Fabian and Luke woke up early to begin working on something new. Frustrated by the work of the days before, they wanted something catchier and more upbeat. Inspired by SBTRKT’s use of marimba in his pieces, they created an upbeat disco beat using a loop of marimba chords, and percussion sampled from the field recordings.
After rerecording the guitar for the dream pop song, Fabian and Luke took a walk through the countryside as they waited for everyone else to wake up, recording more sounds to add to our field recording library as they went, and discussing how cheesy the new song was sounding.
Luke started thinking about how to make the song sound less like a golf instructional commercial, and brought up the idea of using the varispeed function in Logic to slow the song down to give it more of a ｖａｐｏｒｗａｖｅ feel. Fabian, having never heard of this function, was impressed that by lowering the speed and the pitch, the song went from disco to smooth groovy pop.
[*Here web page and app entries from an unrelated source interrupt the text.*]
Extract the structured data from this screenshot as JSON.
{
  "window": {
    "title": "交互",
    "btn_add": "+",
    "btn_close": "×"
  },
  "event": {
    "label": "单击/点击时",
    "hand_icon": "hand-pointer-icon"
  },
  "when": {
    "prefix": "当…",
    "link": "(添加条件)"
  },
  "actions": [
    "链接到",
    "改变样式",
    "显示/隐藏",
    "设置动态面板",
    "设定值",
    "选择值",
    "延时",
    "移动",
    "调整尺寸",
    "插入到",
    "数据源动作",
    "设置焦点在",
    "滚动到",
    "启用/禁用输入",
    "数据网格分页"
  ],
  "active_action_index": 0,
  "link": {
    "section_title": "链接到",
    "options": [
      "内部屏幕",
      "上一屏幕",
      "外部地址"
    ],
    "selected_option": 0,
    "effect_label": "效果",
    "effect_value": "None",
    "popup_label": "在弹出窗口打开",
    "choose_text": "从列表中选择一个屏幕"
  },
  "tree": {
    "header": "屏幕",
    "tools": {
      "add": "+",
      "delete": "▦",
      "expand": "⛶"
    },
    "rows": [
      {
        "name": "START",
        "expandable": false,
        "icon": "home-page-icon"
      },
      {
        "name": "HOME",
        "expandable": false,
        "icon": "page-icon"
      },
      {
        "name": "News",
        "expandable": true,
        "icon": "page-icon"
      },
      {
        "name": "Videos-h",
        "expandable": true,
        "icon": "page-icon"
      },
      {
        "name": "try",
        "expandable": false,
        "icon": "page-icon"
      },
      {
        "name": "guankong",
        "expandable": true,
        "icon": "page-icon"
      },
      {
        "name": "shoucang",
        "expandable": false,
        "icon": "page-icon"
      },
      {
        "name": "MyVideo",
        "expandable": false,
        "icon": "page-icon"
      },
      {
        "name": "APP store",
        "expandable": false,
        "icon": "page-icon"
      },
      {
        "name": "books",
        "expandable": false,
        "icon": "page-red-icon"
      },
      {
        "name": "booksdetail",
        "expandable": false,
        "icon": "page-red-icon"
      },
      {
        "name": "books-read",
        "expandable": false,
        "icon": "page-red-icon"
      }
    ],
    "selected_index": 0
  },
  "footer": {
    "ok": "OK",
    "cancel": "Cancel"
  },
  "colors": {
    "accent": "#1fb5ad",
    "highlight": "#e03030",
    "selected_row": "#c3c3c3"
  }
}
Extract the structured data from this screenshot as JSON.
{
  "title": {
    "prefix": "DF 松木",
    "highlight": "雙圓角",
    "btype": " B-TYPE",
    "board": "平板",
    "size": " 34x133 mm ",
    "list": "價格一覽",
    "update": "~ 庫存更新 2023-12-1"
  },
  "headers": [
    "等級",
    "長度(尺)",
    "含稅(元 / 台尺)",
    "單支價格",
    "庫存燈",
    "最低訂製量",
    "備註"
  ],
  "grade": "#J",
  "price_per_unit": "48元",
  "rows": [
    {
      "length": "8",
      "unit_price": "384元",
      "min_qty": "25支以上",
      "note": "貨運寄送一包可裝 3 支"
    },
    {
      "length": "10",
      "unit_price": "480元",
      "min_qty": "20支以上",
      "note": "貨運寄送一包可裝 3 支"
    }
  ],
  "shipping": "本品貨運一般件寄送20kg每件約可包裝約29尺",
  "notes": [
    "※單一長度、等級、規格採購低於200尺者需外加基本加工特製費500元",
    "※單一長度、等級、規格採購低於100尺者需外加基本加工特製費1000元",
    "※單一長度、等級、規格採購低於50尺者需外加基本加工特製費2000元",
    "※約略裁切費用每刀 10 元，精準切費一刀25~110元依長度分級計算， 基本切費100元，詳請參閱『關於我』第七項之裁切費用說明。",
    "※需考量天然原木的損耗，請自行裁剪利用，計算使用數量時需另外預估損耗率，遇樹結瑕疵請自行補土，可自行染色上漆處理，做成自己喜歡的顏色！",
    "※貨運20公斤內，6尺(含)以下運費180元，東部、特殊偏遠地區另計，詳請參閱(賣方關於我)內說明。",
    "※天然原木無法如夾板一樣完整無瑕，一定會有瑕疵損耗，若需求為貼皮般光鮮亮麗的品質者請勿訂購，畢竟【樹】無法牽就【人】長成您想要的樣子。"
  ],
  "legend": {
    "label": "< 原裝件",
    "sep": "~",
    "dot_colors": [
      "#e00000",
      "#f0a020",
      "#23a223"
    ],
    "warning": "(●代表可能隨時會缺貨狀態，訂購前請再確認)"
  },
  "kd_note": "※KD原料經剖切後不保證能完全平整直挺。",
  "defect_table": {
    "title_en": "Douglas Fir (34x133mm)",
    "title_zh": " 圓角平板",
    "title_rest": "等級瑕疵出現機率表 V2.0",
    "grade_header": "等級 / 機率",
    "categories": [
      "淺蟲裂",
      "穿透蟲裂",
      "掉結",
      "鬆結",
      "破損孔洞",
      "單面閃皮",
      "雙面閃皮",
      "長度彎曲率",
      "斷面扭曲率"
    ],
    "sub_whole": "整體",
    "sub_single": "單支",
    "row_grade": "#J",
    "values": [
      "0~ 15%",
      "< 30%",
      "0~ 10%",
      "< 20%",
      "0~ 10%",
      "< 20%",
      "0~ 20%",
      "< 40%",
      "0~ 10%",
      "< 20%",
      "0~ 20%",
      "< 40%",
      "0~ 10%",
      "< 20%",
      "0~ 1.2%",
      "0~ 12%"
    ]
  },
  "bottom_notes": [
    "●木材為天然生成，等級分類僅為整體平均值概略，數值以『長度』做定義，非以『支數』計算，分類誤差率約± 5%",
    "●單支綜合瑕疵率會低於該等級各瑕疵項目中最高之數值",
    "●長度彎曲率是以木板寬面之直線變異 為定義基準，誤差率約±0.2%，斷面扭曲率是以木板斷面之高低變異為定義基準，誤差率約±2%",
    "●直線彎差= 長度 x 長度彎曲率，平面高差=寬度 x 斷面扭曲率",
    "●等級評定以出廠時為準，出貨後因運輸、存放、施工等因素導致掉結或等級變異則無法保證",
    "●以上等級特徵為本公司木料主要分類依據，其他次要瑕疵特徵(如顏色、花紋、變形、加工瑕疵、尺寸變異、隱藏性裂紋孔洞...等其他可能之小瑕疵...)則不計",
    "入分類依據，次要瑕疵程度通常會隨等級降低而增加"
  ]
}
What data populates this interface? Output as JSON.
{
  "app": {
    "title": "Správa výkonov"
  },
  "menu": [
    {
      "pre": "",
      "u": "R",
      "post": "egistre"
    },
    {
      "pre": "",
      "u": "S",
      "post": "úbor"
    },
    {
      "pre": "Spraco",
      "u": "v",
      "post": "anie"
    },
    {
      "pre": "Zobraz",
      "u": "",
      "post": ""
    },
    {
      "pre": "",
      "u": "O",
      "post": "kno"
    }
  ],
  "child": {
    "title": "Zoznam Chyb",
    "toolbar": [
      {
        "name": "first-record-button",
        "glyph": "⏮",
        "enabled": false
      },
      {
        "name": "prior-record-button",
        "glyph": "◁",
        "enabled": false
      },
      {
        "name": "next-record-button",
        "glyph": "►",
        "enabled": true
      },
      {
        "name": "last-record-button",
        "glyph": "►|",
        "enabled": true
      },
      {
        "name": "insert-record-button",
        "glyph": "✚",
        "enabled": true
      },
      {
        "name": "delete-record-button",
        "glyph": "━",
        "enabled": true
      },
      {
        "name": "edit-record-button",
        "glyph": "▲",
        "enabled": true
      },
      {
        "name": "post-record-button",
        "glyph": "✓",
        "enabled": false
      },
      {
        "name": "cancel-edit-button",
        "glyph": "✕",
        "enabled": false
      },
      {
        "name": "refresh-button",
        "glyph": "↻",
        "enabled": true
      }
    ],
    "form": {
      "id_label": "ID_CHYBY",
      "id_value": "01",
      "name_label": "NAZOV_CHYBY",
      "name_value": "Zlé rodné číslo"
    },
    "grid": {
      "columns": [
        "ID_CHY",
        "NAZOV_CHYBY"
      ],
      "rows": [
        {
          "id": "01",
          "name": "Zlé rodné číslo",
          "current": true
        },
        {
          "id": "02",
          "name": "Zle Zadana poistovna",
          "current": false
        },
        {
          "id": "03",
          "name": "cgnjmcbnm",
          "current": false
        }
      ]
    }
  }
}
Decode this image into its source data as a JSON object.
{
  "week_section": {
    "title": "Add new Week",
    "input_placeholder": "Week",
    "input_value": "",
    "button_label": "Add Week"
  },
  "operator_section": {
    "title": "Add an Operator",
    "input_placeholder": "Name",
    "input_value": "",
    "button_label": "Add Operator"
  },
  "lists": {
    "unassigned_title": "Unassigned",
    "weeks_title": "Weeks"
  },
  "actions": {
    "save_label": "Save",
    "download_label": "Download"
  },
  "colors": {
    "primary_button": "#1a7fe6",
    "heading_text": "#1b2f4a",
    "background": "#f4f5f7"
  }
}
Inspired by this, Bimpe added guitar leads, adding to the slickness of the song.
As it was going to get dark soon, despite the early hour, James and Fabian decided to go on a second trip to the shops, while Bimpe and Luke worked on lyrics. The walk home from the shop felt like we had meant to walk onto the set of Twin Peaks, but found ourselves on the set of Carrie instead. The dark rural pathway made us feel like we were being watched, but we were obsessed with its beauty.
Inspired by Old Street station on the London Underground, which has unusual entrances
leading down underneath a roundabout, the lyrics developed into a song about asking an ex-
friend for a second chance. Once James and Fabian returned, the group collectively wrote the
second verse, and took the line, “should I knock on your door?”, as a chance to record a sound
from the house itself-its front door. With a mic on the longest lead we could find, we recorded
Bimpe knocking on the huge wooden door.
We then moved on to recording sax parts, but as the only mic stand had already been set up upstairs for vocal recording, we used the handle from a suitcase as a stand, with a mic taped to it.
After some editing work, we cracked open the spirits. After a lion’s share of rum and cokes, we decided to record an intense, aggressive outro to Honey From the Hive, with Luke instructing everyone to go as crazy on their chosen instrument as possible. Bimpe played guitar through a pitch-shifter pedal, James played his granular synthesiser, Vlad used a software synth, and we routed Luke’s electric bass playing so that Fabian could ‘play’ the bass through the Organelle. After a few very intense takes, Luke went to bed while everyone else carried on the party.
The party got more and more intense, eventually waking Luke at 6:30am with the sound of arguing. As tempers had frayed so much over the course of a long night of drinking, we decided to do something constructive by recording a Russian rap for ‘Honey From the Hive’. Although the Russian rap was heavily changed in the mixing process, the image of Vlad scream-rapping at 7:30 am is something none of us will ever forget.